Finally, I'll touch on a couple of computer security (COMPUSEC) issues that are related directly to your work environment within the Air Force.  Most users may consider COMPUSEC a burden against free access to the computer resources available, but it is a constant struggle for the Communication Squadron and the Unit Information Assurance Officers to ensure your access is secure from compromise.  Part of this effort is to provide you with the information you need to help keep yourself and everyone else on the network safe.  Protection of your Common Access Card (CAC) is included in this self-policing effort.  You should NEVER leave your CAC unattended in your computer, as this leaves your machine open to access by anyone and is in direct violation of AFI 36-3026v1. 
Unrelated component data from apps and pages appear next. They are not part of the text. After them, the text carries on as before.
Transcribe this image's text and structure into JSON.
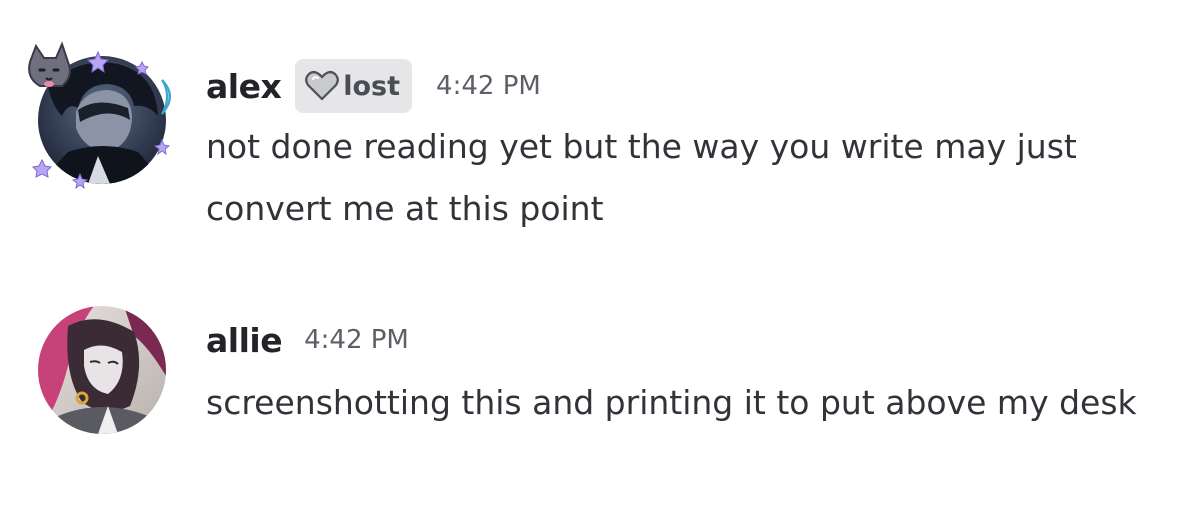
{
  "messages": [
    {
      "username": "alex",
      "tag": {
        "icon": "grey-heart-icon",
        "label": "lost",
        "color": "#e6e6e8"
      },
      "timestamp": "4:42 PM",
      "content": "not done reading yet but the way you write may just convert me at this point",
      "avatar": {
        "icon": "avatar-dark-hair-with-cat-decoration",
        "decoration": "wolf-and-stars-decoration"
      }
    },
    {
      "username": "allie",
      "timestamp": "4:42 PM",
      "content": "screenshotting this and printing it to put above my desk",
      "avatar": {
        "icon": "avatar-pale-character-with-earrings",
        "ring_color": "#c8427a"
      }
    }
  ]
}
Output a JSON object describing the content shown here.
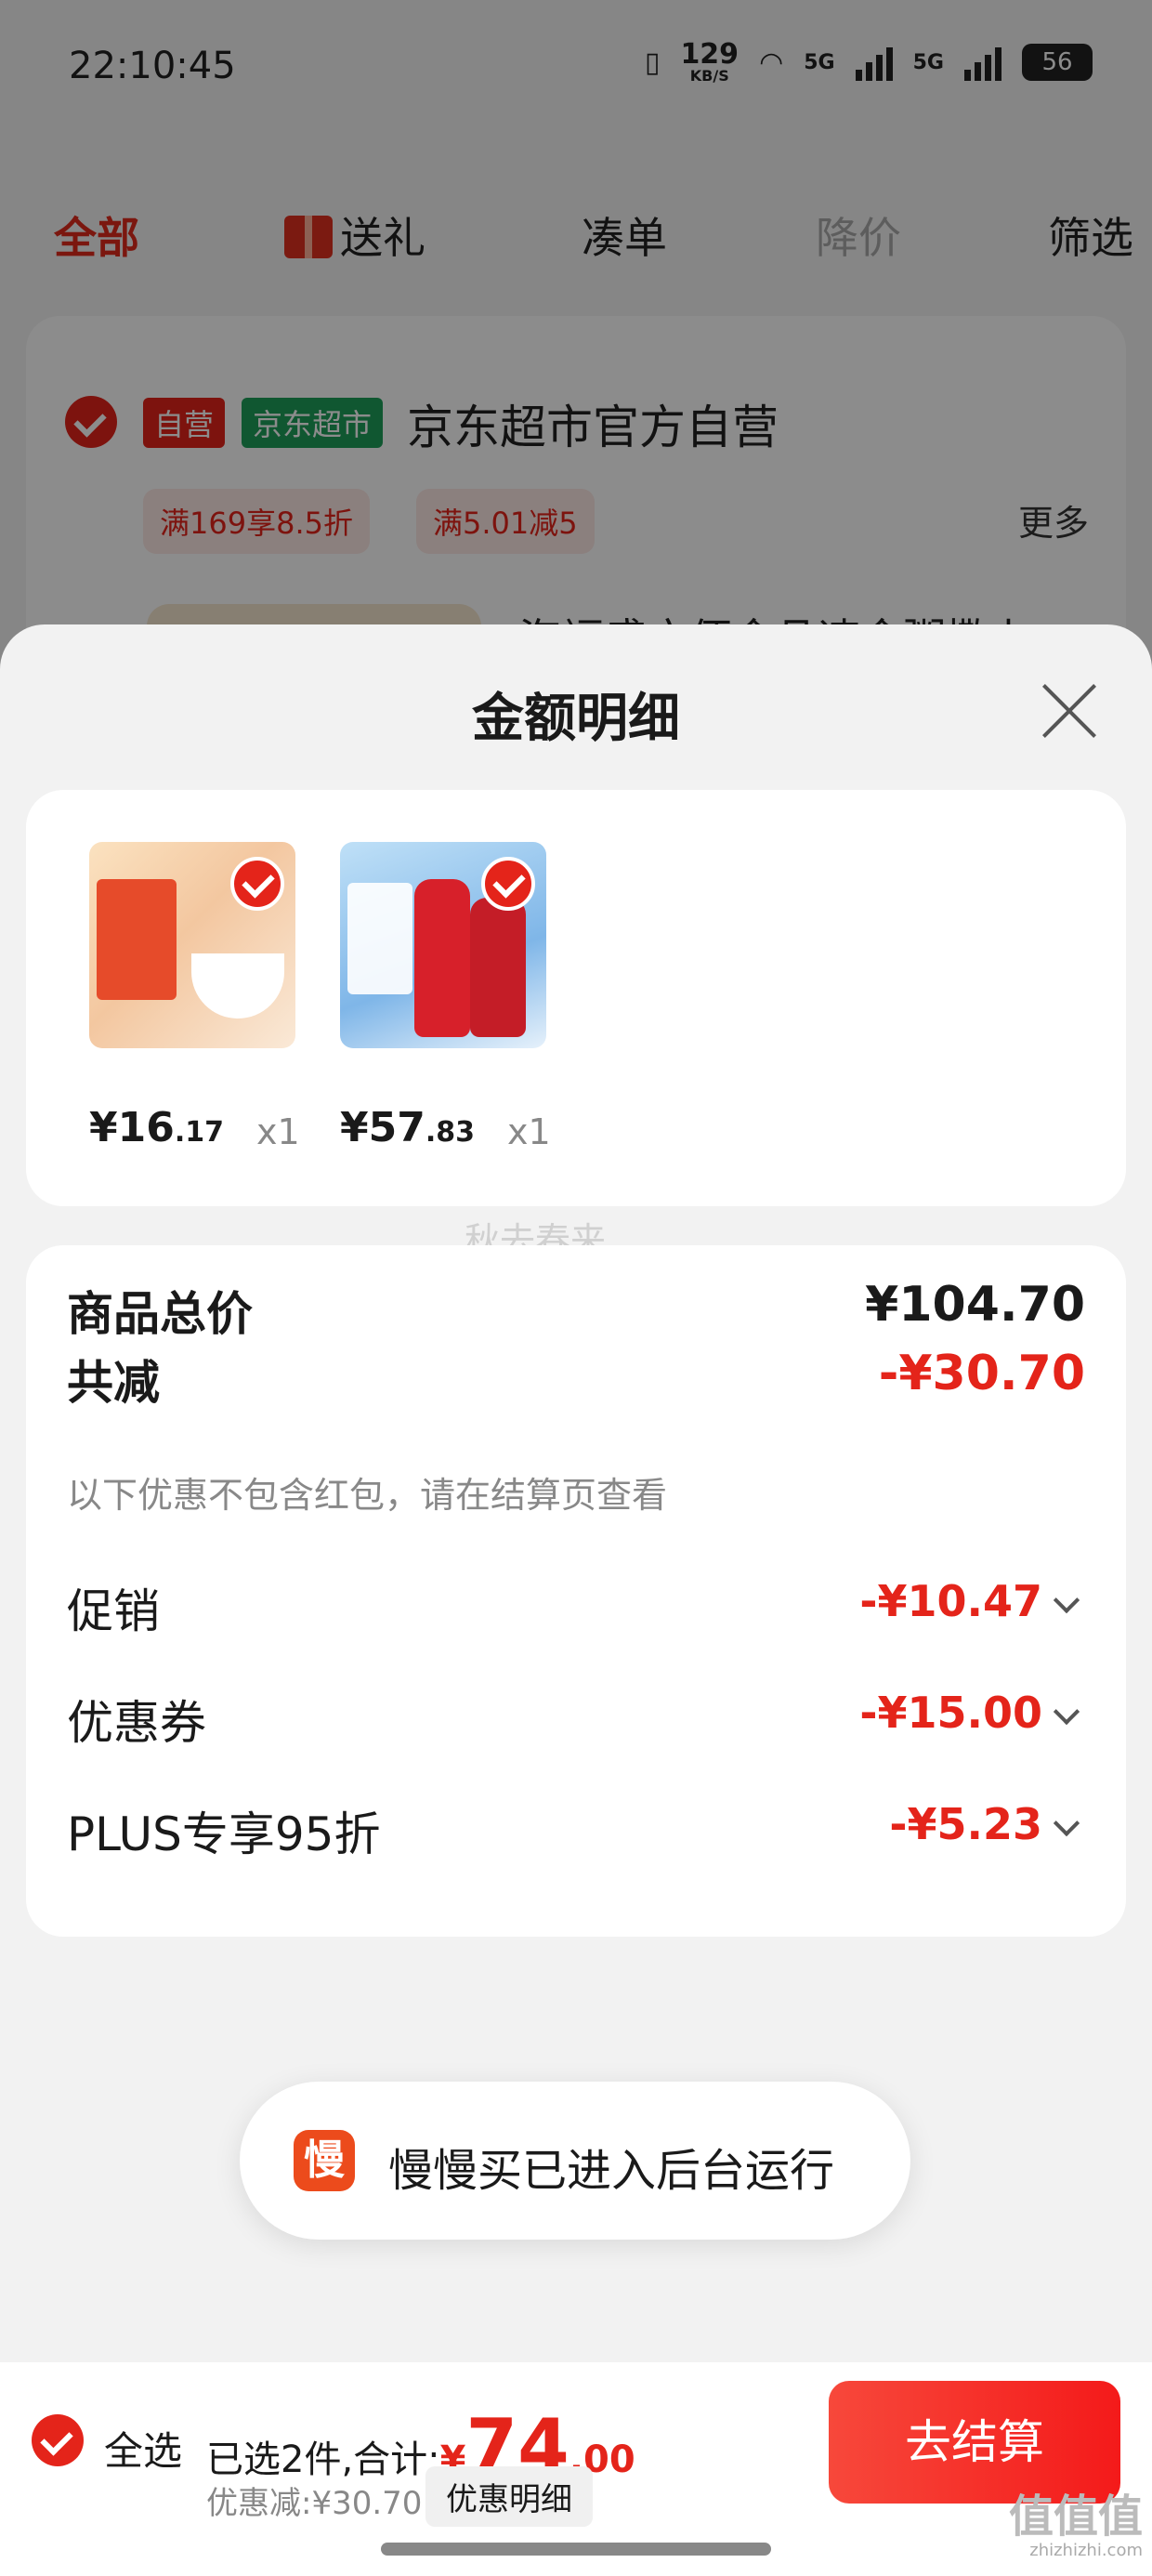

In addition, you should never plug in ANY USB device (cell phones, thumb drives, iPads/iPods, etc.) without first consulting Wing IA.  All USB activity is monitored and there are administrative consequences for unauthorized use.  As a reminder, units are not authorized to purchase their own external hard drives.  To purchase a device, please submit a 934AW Form 30 to  Hard drives that do not go through the CS will be identified as unauthorized.  External hard drives are not to be used as an F/R or H Drive replacement and should not be purchased as a convenience.

*Data from CISCO 2015 Annual Security Report